Darkness at Noon
The cell door slammed behind Rubashov.
"In our case, x stands for the anonymous masses, the people. Politics means operating with this x without worrying about its actual nature. Making history is to recognize x for what it stands for in the equation."
"Truth is what is useful to humanity, falsehood what is harmful."
"It's not good for a man to work things out too much."
A wave slowly lifted him up. It came from afar and travelled sedately on, a shrug of eternity.
No light at the end of this tunnel

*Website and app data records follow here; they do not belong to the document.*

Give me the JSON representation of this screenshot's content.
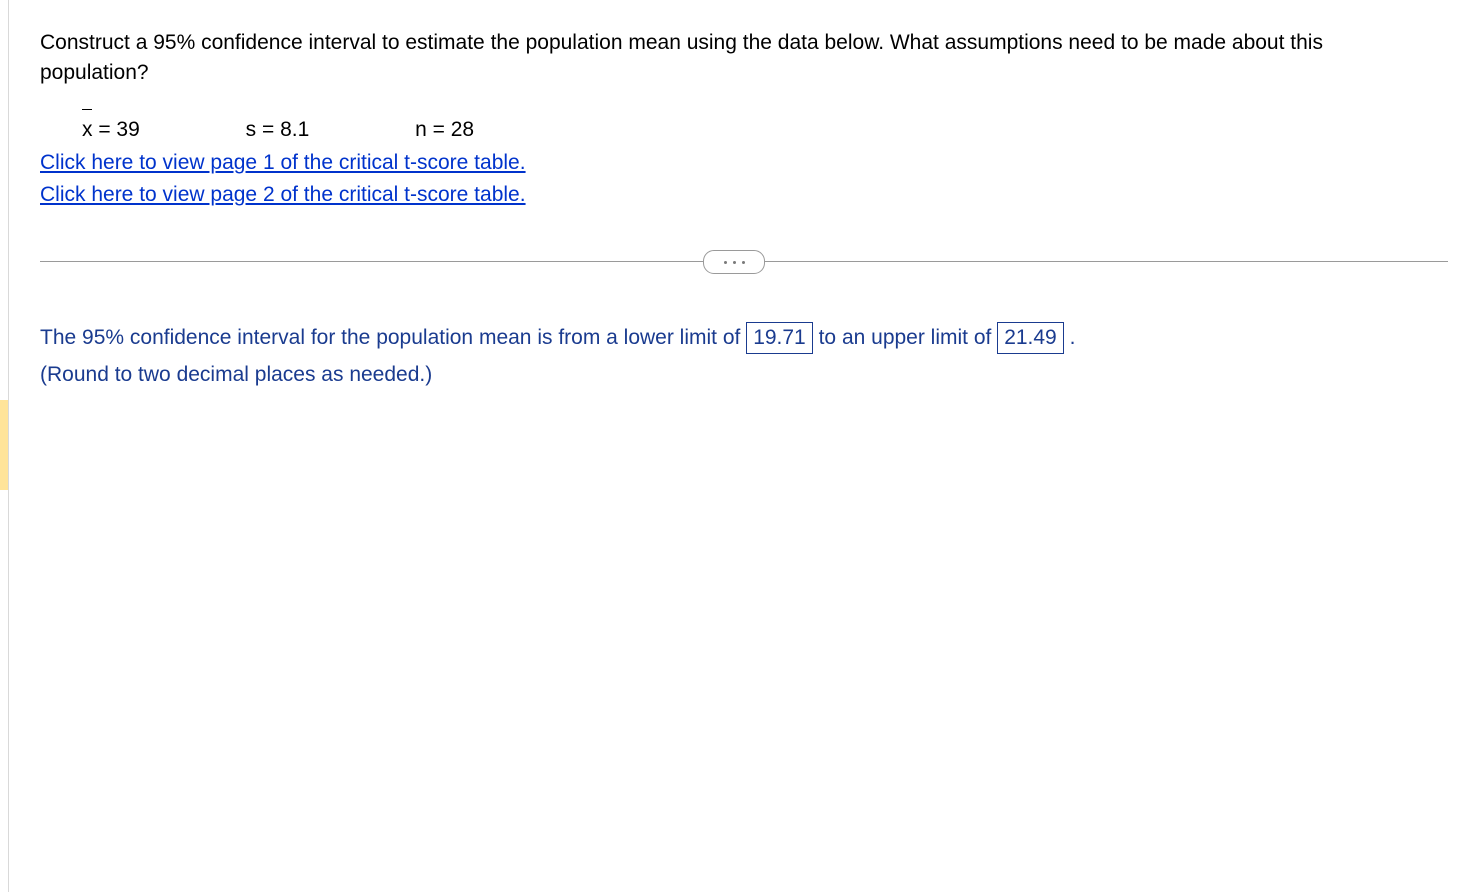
{
  "question": {
    "prompt": "Construct a 95% confidence interval to estimate the population mean using the data below. What assumptions need to be made about this population?",
    "stats": {
      "xbar_label": "x",
      "xbar_eq": " = 39",
      "s": "s = 8.1",
      "n": "n = 28"
    },
    "links": {
      "page1": "Click here to view page 1 of the critical t-score table.",
      "page2": "Click here to view page 2 of the critical t-score table."
    }
  },
  "answer": {
    "pre_lower": "The 95% confidence interval for the population mean is from a lower limit of ",
    "lower_value": "19.71",
    "between": " to an upper limit of ",
    "upper_value": "21.49",
    "post_upper": " .",
    "rounding_note": "(Round to two decimal places as needed.)"
  }
}
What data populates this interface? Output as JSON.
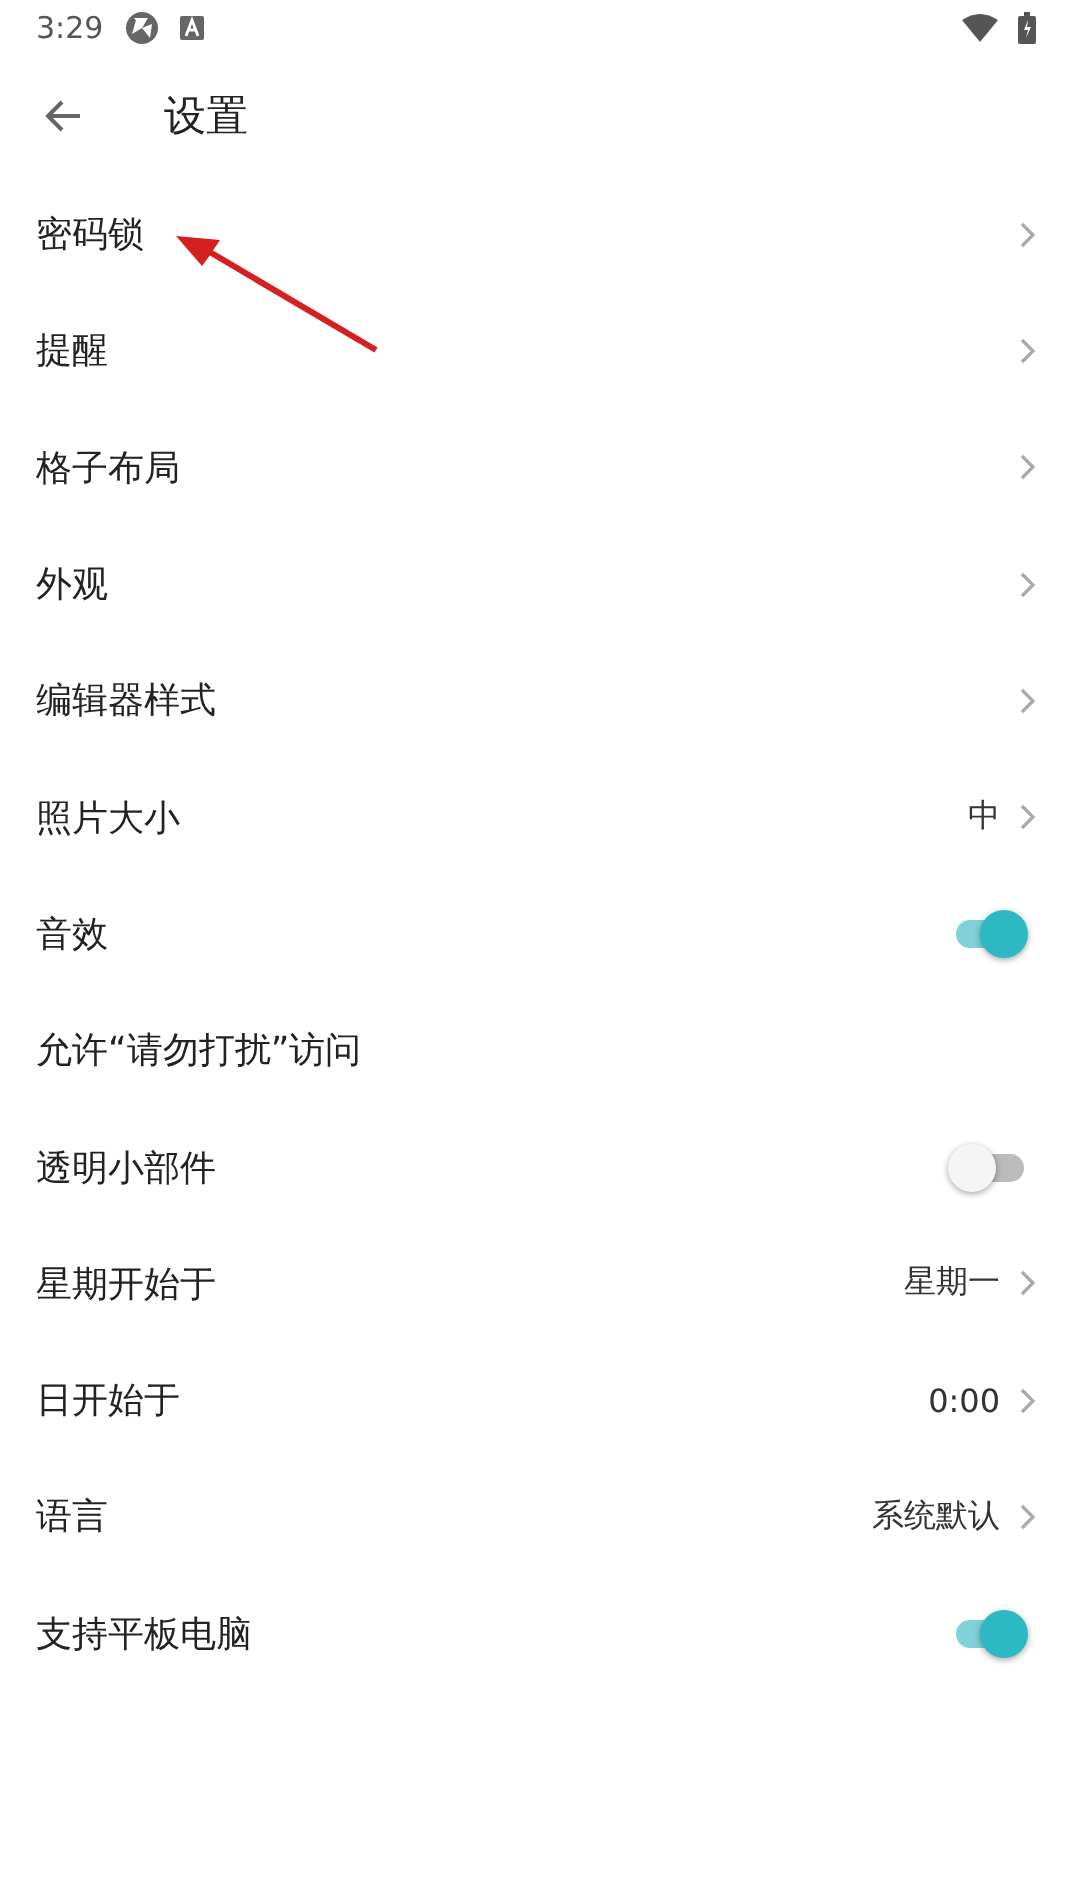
{
  "status_bar": {
    "time": "3:29"
  },
  "toolbar": {
    "title": "设置"
  },
  "settings": [
    {
      "kind": "link",
      "label": "密码锁"
    },
    {
      "kind": "link",
      "label": "提醒"
    },
    {
      "kind": "link",
      "label": "格子布局"
    },
    {
      "kind": "link",
      "label": "外观"
    },
    {
      "kind": "link",
      "label": "编辑器样式"
    },
    {
      "kind": "link",
      "label": "照片大小",
      "value": "中"
    },
    {
      "kind": "toggle",
      "label": "音效",
      "on": true
    },
    {
      "kind": "plain",
      "label": "允许“请勿打扰”访问"
    },
    {
      "kind": "toggle",
      "label": "透明小部件",
      "on": false
    },
    {
      "kind": "link",
      "label": "星期开始于",
      "value": "星期一"
    },
    {
      "kind": "link",
      "label": "日开始于",
      "value": "0:00"
    },
    {
      "kind": "link",
      "label": "语言",
      "value": "系统默认"
    },
    {
      "kind": "toggle",
      "label": "支持平板电脑",
      "on": true
    }
  ]
}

Darkness at Noon was not quite what I had expected, based on what I had heard. Fans and critics had described it as presenting the ordeal of an innocent man charged during the Moscow show trials of the 1930s. Torture was decried. Political tyranny exposed. And the undaunted human spirit overcame all.
Not really. In fact, hardly at all.
Yes, it is a critique of Russian communism having betrayed its ideals. But it is not so black and white.
In the first place, the prisoner Rubashov is hardly shown as innocent. The specific charges of assassination and sabotage plots may be nonsense, but Rubashov is led to confess to them because he is guilty of deeper crimes. He has long been a cynical supporter of the system which is trying him and he has persecuted others in the same way he is now being tried.
Moreover he convinces himself that his confession is his final service to the system, offering himself as a scapegoat to inspire others to stay the course. (In this I am reminded of Morley Callaghan's later novel A Time for Judas in which the disciple willingly plays his role as the betrayer in the crucifixion drama to help make Christ the saviour—a sacrifice for the greater cause. The Biblical reference of Koestler's title, Darkness at Noon, reinforces this connection.)
The torture is nearly all psychological, no waterboarding or electrodes to the genitals. The most effective element of the psychological torture is actually logical discourse. This is a very talky novel—as you can see from the quoted great lines—mostly comprising dialogue between Rubashov and his two interrogators, or between Rubashov and himself. It's at a very high level. None of the "confess you swine or you'll never see your family again" variety. Rather an exacting examination of Rubashov's motives and their consequences, including discussions of history and political philosophy.
I expected it to be quite one-sided and anti-communist. But what we have here is a fight between two sides who have both betrayed the revolution in their ways. As Koestler sees it, the only possible "good side"—barely hinted at in the novel—would be an alternative to the political approach altogether. This especially comes out at the end of Darkness at Noon when the larger ocean of existence is sensed as washing over all these petty issues, perhaps heralding Koestler's later submersion in mysticism.
Koestler considers Stalinism to be only the latest manifestation of Machiavellian politics in which the ends always justify the means, in which cold reason runs amuck. In fact, he never mentions communism, the Soviet Union or Russia (called the "Country of the Revolution" or just "Over There"), nor a specific leader ("Number One" in the novel). It's clear he has in mind actual places, people and events, but the lack of specific references is intended to make the theme more universal, as though it applies more widely to human history and human psychology.
Is it successful? A lot of readers have thought so. Before reading it myself I suspected Darkness at Noon might be one of those novels whose popularity is due to a politically popular message rather than due to its virtues as literature. But I found that, despite its ponderous philosophizing, the novel is quite succinctly and vividly written, an involving read.
The characters are not mere mouthpieces for positions but are insightfully drawn, right down to tiny quirks. The arguments they make are subtle and persuasive on both sides, which is unsettling and makes one want to read on to see how they can be resolved. (They can't, of course—perhaps illustrating Koestler's point about the futility of rational inquiry.)
Darkness at Noon shares this ambivalent quality with two other dystopian novels written around the same time: Huxley's Brave New World and Orwell's Nineteen Eighty-Four. They all make quite sensible arguments for positions that many are likely to find abhorrent. They reveal and disturb.
In the end I am not sure Darkness at Noon does succeed on a large scale. I'm not convinced it explains what went wrong with the socialist upheavals of the first half of the twentieth century, nor clarifies any great contradictions of politics and history over many centuries.
On a smaller scale though, it does incisively examine the psychology of some individuals caught up in great movements. This may be enough for now. It's a taut, brilliantly structured novel. No wonder it made for a successful play also.
One more thing: I don't know where some people get the idea that the human spirit triumphs in Darkness at Noon. They seem to require an uplifting resolution, even if they have to manufacture one that does not exist in the book. Koestler might understand the need for this kind of self-deception.
— Eric McMillan